In addition to the misregistration discussed in the previous paragraph, there are possible explanation for the discrepancies in two other areas, labeled "2" and "3" in the map above. Area "2" was found to consist of mostly white mangrove (mangle blanco) that has been heavily modified by cattle grazing. It is quite possible that the impact of the cattle on the vegetation was sufficient to alter the spectral signature enough to fall outside the bounds of the image classifier. Area "3" consists of relatively narrow bands of mangrove, separated by bare ground or other vegetation. It is probable that the resolution of the satellite imagery was insufficient to pick these long, narrow features out of the background.
No immediate explanation springs to mind for the other discrepancies between the two studies. The only solution is to return to the field and verify the facts on the ground. That will be one of the highest priorities in the coming field season.
In summary, comparing the results of the two studies leads to the conclusion that there is a very high degree of confidence that there are at least 5,437 hectares of mangrove in the study area. This is the area identified as mangrove in both studies. Furthermore, there is a fairly high degree of confidencethat there is as much as 7,214 hectares, the number arrived at in this study. The possibility exists that there is more. Investigating this possibility will require further field work. It is, however, very unlikely that the ultimate figure will approach the 9,160 hectares identified in the OECNN.
Another interesting data set, also obtained from the OECNN study, is land tenure. The mangroves are under the control of three different kinds of entities: 1) private proprietors, 2) The Federal Government (Zona Federal), and 3) communal owners known as ejidos. Private property is subject to the open market and is held by a variety of owners, from large commercial conglomerates to small holders. The cadastre in Mexico is very obscure, making it difficult to locate and contact private property owners to either sample their attitudes or influence their activities. Unfortunately, nearly seventy percent (4,947 hectares) of the area identified as mangrove in this study is under private ownership and thus the most difficult to influence.
The Federal Government, like all governments everywhere, is bureaucratic and subject to political influences. This fact opens up the possibility of influencing the management of mangroves under Federal control through the political process. In this light one is especially encouraged to observe the current opening of the political process to democratic influence that is now underway in Mexico.
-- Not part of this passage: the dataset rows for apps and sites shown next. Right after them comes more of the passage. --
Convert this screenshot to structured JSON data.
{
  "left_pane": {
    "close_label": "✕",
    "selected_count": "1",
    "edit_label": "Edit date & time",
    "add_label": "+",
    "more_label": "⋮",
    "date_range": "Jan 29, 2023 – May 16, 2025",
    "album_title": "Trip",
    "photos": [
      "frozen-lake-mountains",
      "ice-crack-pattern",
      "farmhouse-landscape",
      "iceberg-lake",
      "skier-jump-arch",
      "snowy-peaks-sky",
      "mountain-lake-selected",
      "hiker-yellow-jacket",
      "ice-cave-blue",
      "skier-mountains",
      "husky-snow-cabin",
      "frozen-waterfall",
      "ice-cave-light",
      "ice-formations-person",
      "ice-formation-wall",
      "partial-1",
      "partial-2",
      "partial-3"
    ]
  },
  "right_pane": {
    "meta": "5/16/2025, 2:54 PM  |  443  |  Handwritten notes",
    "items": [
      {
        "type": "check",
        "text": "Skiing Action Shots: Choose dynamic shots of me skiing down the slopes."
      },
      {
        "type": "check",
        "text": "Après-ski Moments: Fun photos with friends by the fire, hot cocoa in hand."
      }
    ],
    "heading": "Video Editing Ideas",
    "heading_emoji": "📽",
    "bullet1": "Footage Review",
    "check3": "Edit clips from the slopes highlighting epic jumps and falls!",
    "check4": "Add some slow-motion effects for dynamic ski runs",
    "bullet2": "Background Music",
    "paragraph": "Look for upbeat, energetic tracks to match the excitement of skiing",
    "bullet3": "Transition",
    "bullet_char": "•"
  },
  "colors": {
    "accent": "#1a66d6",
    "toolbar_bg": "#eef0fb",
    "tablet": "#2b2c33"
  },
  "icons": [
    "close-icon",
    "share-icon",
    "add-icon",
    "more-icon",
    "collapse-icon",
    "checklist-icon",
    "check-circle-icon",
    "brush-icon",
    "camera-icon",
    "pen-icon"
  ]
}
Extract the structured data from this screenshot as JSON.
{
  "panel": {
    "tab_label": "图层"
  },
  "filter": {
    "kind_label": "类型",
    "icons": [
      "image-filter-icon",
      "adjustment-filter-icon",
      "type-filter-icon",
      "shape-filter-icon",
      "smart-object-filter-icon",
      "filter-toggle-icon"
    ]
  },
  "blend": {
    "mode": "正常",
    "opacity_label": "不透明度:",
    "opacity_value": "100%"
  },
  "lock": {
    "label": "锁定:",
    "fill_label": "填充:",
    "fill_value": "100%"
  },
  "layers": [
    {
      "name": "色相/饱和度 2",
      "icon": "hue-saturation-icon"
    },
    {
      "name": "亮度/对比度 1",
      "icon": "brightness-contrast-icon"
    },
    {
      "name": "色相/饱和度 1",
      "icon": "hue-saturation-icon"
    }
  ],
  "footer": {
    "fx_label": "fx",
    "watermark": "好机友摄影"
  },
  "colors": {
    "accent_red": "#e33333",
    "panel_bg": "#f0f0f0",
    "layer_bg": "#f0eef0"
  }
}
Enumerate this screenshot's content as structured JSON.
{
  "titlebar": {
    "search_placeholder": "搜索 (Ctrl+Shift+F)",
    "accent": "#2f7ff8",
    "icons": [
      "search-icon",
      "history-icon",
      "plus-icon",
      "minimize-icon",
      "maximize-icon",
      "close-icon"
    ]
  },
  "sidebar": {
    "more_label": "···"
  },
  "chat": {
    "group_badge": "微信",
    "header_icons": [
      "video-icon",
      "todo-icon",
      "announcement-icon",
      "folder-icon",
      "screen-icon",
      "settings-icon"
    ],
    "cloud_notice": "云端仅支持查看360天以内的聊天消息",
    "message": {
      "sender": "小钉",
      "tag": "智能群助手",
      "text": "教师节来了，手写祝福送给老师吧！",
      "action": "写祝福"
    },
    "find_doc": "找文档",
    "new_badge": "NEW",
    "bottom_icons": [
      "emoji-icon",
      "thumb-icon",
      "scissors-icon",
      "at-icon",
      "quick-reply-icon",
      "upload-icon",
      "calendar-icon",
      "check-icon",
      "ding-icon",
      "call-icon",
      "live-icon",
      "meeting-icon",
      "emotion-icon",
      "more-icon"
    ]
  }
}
The down side is that only about four percent (271 hectares) of the mangrove is in the Zona Federal.
The last type of land tenure, ejidos, control approximately twenty seven percent (1,911 hectares) of the study area's mangroves. Ejidos are communally owned properties in which ejido members are typically assigned inheritable rights to individual parcels. Since ejido lands cannot be alienated, they are not available as collateral to secure capital investment. This fact is the source of much current debate in Mexican political circles over the future of ejidos. For the moment, however, ejidos are by far the most accessible of the three tenure types by virtue of their centralized administrative structures and communitarian cultures. Undoubtedly, this is a major reason that the aforementioned Diagnůstico Socioambiental de la Zona Estuarina y de Manglar del Municipio de San Blas, Nayarit (Socio-environmenta